2. The plan is of additional interest, and perhaps significance, because of its close similarity to the course followed by Jones in his Bonhomme Richard expedition of 1779 (see Morison, John Paul Jones description begins Samuel Eliot Morison, John Paul Jones, a Sailor’s Biography, Boston and Toronto, 1959. description ends , p. 200–220, particularly the map on p. 211). Indeed, JA states that Sartine’s letter of 5 July (noted above), marked “the first conception of the Plan which was afterwards carried into Execution under Jones in the Bonhomme Richard” (Diary and Autobiography description begins Diary and Autobiography of John Adams, ed. L. H. Butterfield and others, Cambridge, 1961; 4 vols. description ends , 4:158). Moreover, Jones, in the portion of his 1786 memoir to Louis XVI which discusses his visit to Paris and meetings with Sartine in the summer of 1778, notes his failure to gain command of the Indien and states that he made proposals, apparently much like those contained in this plan, for “secret missions” to be undertaken by a “small, light squadron” of as few as “three frigates and three cutters” (John Paul Jones’ Memoir of the American Revolution, ed. Gerald W. Gawalt, Washington, 1979, p. 22–23). Finally, on 17 July, Jones wrote Sartine (PCC, No. 168,1, f. 177–178) in terms that seem to refer to this plan. In the letter he stated that “had your first plan taken Effect the most pleasing prospect of success would have been before me. But that seems now a distant Object.

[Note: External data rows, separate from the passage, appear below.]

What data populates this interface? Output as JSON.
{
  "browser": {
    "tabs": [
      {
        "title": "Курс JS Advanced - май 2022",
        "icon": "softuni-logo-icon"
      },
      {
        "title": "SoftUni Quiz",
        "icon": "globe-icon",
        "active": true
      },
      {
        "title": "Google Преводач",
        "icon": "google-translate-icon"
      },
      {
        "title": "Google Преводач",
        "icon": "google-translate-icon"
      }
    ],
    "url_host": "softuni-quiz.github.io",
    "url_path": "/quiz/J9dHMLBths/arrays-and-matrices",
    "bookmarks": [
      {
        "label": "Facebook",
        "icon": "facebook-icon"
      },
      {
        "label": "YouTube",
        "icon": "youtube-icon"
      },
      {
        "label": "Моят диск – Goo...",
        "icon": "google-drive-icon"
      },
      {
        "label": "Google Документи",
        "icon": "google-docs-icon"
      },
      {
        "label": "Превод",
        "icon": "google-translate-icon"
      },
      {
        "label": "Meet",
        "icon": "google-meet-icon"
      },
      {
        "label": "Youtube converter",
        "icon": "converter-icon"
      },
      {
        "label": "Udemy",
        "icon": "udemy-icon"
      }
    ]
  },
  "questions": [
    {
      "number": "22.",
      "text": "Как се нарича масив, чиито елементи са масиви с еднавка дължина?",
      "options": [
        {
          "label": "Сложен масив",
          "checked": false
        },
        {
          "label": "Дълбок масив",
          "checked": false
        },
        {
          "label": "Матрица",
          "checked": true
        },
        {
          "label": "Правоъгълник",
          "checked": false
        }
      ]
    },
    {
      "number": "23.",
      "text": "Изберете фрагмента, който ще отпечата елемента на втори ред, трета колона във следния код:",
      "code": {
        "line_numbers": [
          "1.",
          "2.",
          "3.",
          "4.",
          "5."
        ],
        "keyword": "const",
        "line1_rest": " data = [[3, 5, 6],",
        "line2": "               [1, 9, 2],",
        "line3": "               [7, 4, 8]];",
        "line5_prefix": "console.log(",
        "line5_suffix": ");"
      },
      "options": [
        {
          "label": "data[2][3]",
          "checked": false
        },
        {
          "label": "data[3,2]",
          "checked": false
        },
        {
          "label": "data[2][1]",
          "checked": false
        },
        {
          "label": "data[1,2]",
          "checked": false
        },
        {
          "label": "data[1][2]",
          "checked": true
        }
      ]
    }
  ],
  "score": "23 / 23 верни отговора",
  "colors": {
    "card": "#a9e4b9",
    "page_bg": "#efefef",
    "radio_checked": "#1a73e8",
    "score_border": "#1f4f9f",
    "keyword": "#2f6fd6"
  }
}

I have no doubt but that many Projects, that would Promise Success, might be formed from the Hints which I had the Honor of sending, lately for your Inspection: had I been entrusted with the Chief Command, I would have held myself Responsible for the Consequences.”